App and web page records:
-----

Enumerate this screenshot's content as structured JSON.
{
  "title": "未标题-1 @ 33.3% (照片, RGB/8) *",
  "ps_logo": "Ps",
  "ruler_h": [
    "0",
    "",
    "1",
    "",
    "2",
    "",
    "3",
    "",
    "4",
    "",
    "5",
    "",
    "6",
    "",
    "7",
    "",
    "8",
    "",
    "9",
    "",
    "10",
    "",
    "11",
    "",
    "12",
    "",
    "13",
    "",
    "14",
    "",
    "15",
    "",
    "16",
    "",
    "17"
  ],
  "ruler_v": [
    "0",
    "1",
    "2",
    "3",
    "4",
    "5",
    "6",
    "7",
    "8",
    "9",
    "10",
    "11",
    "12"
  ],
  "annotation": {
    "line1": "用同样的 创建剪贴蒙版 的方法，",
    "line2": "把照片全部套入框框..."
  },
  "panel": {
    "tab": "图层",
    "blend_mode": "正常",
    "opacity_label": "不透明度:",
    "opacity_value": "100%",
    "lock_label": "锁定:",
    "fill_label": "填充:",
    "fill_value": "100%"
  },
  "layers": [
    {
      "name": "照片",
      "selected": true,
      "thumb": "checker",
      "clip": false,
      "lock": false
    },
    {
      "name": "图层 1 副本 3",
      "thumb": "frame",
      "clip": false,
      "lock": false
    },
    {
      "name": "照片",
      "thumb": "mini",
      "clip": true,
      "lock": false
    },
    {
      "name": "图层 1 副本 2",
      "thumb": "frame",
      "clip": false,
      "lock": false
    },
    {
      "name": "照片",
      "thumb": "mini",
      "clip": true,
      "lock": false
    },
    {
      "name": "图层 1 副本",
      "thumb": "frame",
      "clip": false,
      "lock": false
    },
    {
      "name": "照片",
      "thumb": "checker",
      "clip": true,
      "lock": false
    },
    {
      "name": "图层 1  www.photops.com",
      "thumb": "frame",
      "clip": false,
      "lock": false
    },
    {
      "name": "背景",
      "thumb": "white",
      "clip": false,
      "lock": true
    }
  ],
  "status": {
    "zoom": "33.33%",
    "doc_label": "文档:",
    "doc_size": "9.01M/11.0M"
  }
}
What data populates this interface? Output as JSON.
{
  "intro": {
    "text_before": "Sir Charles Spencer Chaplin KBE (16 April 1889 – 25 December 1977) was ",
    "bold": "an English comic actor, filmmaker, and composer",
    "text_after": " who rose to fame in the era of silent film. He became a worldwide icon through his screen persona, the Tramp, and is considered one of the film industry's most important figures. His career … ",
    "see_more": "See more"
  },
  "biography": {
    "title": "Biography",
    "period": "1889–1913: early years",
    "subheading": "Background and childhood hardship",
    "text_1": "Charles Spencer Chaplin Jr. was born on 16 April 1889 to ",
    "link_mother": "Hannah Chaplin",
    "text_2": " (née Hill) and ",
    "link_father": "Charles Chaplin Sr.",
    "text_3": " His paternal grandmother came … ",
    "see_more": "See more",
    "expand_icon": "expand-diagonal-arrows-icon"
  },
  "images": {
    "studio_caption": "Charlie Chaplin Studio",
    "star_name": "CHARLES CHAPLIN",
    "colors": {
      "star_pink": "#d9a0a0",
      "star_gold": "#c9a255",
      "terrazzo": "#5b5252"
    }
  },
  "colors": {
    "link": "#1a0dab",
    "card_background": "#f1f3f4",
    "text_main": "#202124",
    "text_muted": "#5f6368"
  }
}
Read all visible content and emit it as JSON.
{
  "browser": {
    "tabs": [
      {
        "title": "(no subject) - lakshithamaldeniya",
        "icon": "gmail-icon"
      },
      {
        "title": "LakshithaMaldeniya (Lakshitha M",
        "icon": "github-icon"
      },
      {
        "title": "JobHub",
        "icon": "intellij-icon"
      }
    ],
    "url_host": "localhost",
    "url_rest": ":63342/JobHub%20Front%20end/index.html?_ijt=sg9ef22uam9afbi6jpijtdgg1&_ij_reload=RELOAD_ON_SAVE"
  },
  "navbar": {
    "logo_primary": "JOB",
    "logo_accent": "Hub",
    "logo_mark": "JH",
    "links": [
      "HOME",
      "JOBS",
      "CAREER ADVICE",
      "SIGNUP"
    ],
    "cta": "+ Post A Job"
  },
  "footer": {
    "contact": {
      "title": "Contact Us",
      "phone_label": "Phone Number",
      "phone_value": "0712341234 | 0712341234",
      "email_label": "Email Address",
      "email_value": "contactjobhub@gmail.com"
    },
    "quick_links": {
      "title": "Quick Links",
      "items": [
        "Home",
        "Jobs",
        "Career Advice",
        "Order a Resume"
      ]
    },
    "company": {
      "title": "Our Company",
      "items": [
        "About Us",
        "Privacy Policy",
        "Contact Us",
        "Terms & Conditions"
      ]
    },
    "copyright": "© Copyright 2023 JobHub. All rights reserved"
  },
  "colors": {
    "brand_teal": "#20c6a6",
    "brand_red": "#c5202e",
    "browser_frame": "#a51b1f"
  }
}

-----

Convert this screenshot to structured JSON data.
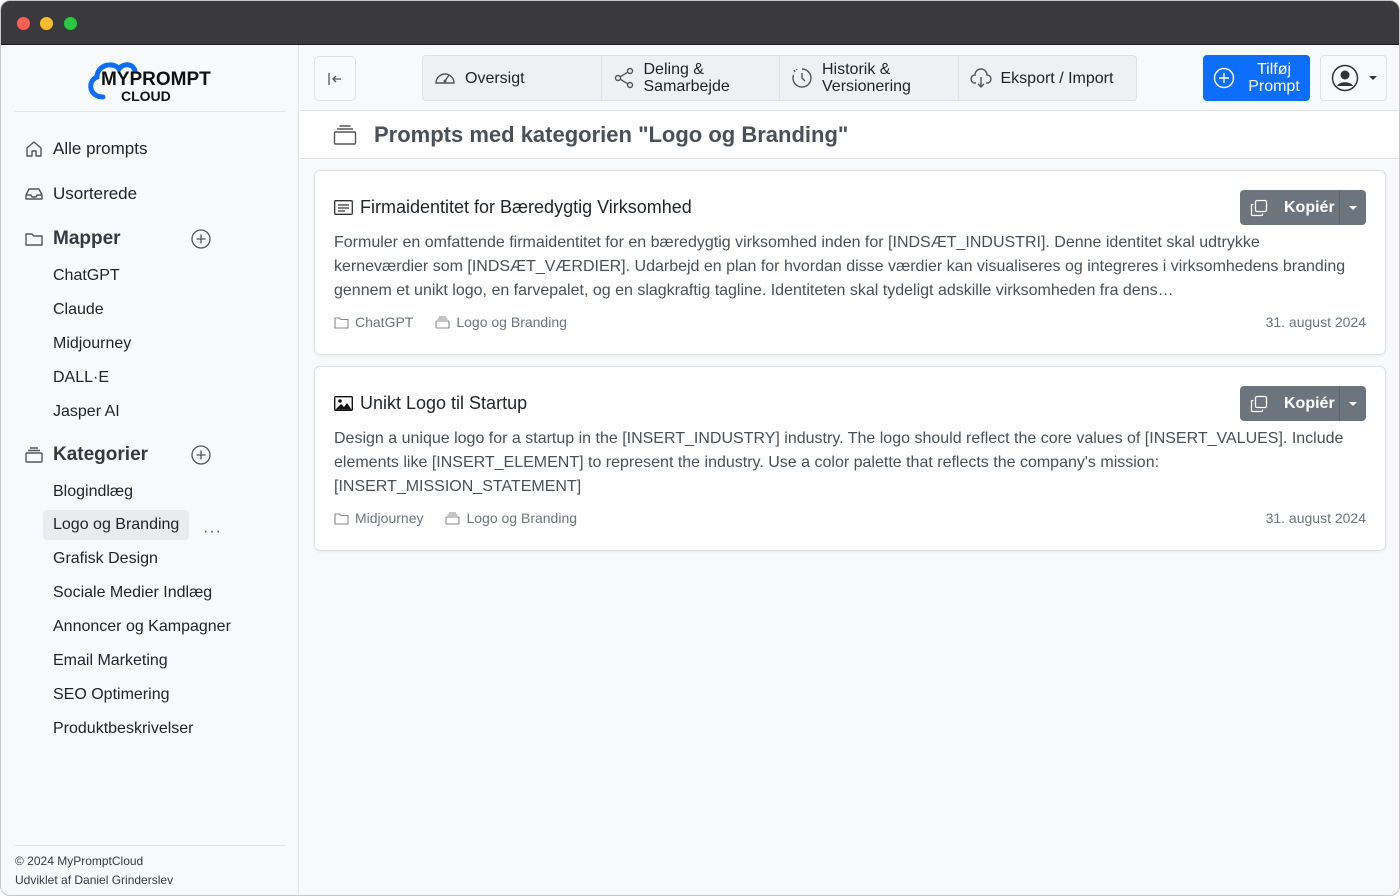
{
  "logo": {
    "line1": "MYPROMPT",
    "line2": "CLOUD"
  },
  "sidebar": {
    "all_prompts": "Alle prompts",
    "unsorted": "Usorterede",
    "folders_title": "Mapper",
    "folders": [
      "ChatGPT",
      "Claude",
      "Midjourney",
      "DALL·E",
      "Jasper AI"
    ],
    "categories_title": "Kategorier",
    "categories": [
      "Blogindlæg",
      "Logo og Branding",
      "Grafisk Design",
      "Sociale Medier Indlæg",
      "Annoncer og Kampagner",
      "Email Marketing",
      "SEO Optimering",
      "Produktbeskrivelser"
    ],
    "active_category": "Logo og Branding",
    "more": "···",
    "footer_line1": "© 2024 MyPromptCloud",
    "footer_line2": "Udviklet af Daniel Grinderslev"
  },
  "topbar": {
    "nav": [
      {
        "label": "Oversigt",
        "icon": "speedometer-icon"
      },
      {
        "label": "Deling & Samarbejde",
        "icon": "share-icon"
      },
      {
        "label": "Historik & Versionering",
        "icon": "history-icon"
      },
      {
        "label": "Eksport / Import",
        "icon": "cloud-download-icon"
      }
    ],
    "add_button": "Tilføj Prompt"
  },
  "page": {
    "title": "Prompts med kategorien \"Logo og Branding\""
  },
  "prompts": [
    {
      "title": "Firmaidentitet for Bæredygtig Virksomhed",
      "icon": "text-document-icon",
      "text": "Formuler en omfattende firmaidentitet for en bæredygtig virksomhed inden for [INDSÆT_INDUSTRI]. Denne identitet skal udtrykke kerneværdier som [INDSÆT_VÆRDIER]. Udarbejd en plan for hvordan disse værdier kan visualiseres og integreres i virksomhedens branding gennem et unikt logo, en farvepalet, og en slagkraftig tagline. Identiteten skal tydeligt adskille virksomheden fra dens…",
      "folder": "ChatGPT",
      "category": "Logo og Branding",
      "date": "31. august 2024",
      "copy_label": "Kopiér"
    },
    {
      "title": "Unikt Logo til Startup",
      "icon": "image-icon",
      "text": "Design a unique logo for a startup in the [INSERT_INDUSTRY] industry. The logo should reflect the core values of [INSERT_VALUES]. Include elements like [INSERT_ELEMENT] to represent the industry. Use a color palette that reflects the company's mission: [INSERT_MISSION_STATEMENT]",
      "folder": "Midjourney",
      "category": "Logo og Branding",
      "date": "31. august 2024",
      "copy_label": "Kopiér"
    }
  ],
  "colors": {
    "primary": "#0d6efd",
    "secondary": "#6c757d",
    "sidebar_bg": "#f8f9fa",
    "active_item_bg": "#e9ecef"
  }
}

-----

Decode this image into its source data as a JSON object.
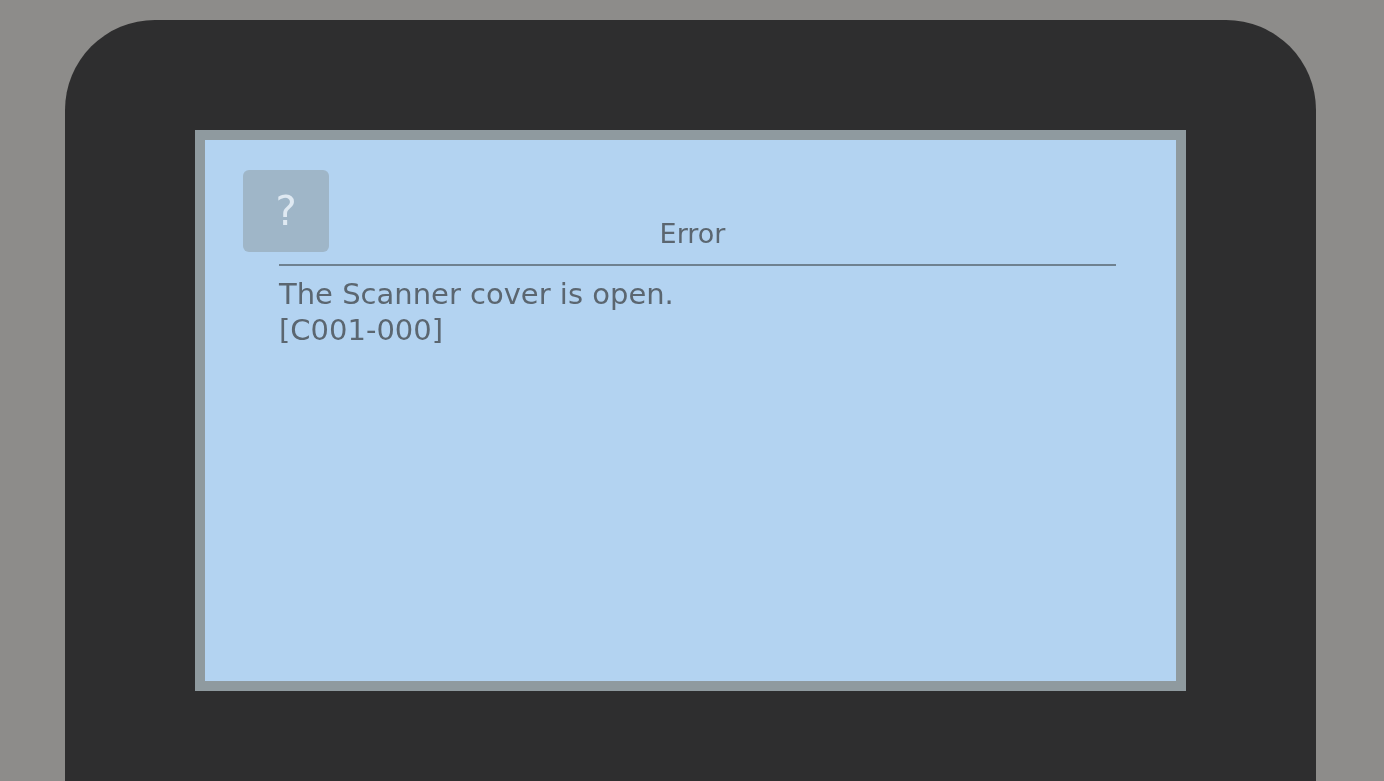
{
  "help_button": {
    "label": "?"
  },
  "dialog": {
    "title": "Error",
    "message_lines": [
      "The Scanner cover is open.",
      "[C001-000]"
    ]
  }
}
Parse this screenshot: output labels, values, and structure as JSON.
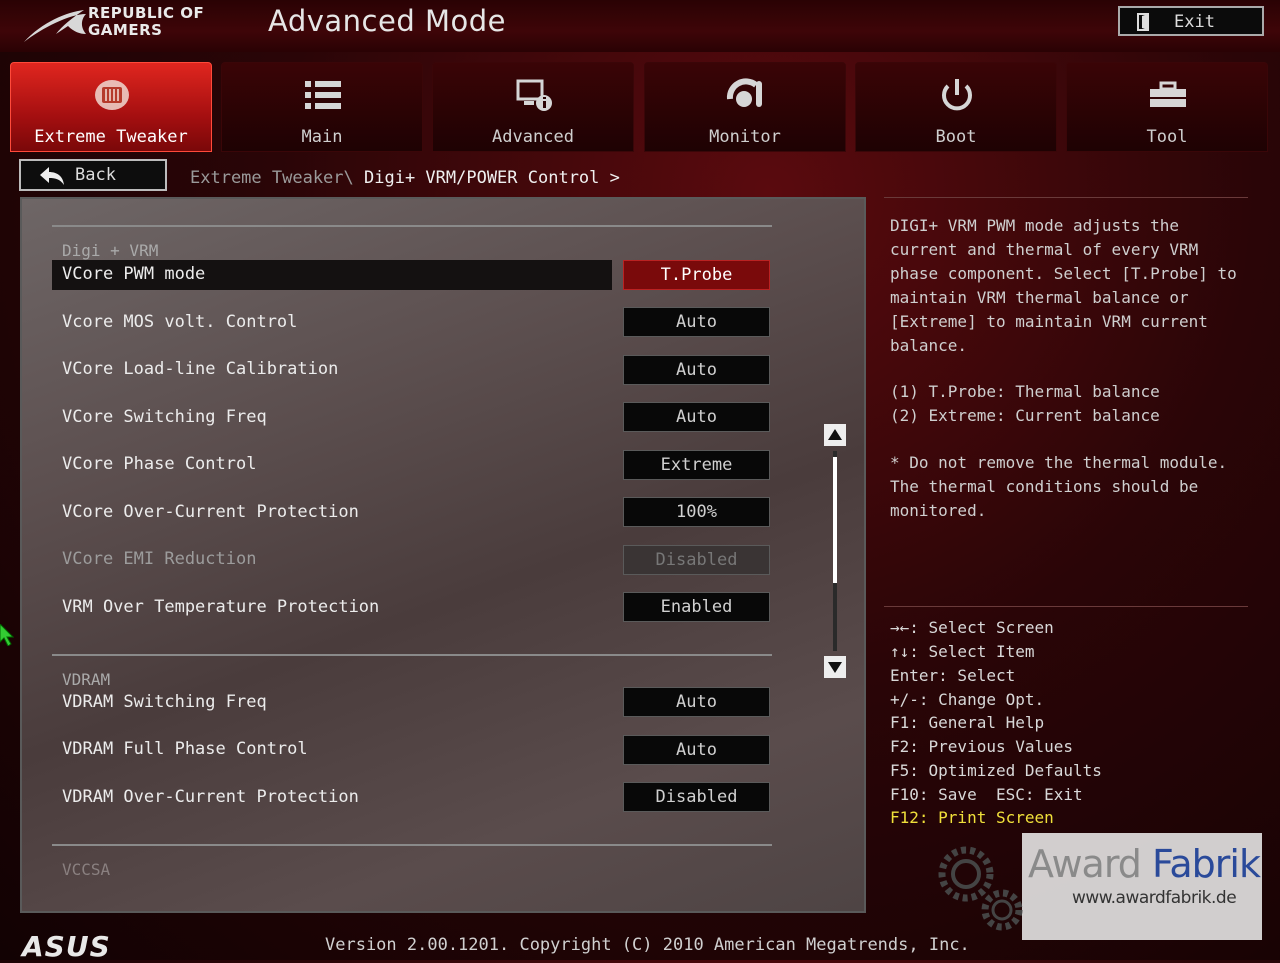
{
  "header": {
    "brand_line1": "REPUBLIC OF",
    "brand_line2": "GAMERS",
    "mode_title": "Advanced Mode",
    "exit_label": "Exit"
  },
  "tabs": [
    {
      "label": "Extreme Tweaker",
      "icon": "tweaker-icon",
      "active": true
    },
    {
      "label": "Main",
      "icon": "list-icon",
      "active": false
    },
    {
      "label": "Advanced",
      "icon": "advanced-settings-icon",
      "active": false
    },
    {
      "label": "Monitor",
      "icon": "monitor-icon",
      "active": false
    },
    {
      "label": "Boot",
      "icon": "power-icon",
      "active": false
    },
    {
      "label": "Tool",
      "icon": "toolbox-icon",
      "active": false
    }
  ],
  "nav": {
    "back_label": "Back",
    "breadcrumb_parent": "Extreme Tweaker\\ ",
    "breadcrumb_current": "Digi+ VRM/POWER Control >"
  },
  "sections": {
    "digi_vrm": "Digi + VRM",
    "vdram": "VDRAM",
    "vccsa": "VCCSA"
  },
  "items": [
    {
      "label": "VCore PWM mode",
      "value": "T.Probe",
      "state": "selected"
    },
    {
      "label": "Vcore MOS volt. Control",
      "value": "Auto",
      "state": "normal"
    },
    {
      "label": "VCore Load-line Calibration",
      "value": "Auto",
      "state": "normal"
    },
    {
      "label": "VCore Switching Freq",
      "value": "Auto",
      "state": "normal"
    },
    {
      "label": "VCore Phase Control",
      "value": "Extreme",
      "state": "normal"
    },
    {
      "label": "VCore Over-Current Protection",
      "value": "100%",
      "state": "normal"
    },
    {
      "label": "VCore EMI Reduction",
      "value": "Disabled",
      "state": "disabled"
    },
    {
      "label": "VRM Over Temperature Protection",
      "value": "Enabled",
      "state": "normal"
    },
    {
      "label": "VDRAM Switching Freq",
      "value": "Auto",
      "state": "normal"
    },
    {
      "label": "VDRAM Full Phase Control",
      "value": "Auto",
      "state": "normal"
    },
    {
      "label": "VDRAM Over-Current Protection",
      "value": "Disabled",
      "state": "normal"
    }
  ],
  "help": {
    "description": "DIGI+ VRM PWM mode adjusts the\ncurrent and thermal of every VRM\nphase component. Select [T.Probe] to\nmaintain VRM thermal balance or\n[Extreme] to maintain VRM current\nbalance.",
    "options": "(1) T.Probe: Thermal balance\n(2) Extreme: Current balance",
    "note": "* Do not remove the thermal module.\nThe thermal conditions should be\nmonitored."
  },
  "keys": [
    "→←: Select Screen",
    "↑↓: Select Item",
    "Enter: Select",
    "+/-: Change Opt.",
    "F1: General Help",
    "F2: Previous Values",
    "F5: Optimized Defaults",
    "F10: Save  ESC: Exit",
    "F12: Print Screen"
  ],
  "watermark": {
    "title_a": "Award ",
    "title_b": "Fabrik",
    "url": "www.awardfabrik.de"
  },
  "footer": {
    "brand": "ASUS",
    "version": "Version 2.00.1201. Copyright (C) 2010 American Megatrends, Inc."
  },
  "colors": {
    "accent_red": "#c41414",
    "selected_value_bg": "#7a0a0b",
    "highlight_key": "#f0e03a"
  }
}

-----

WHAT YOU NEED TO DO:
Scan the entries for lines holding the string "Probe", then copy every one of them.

EXERCISE RESPONSE:
      "value": "T.Probe",
    "description": "DIGI+ VRM PWM mode adjusts the\ncurrent and thermal of every VRM\nphase component. Select [T.Probe] to\nmaintain VRM thermal balance or\n[Extreme] to maintain VRM current\nbalance.",
    "options": "(1) T.Probe: Thermal balance\n(2) Extreme: Current balance",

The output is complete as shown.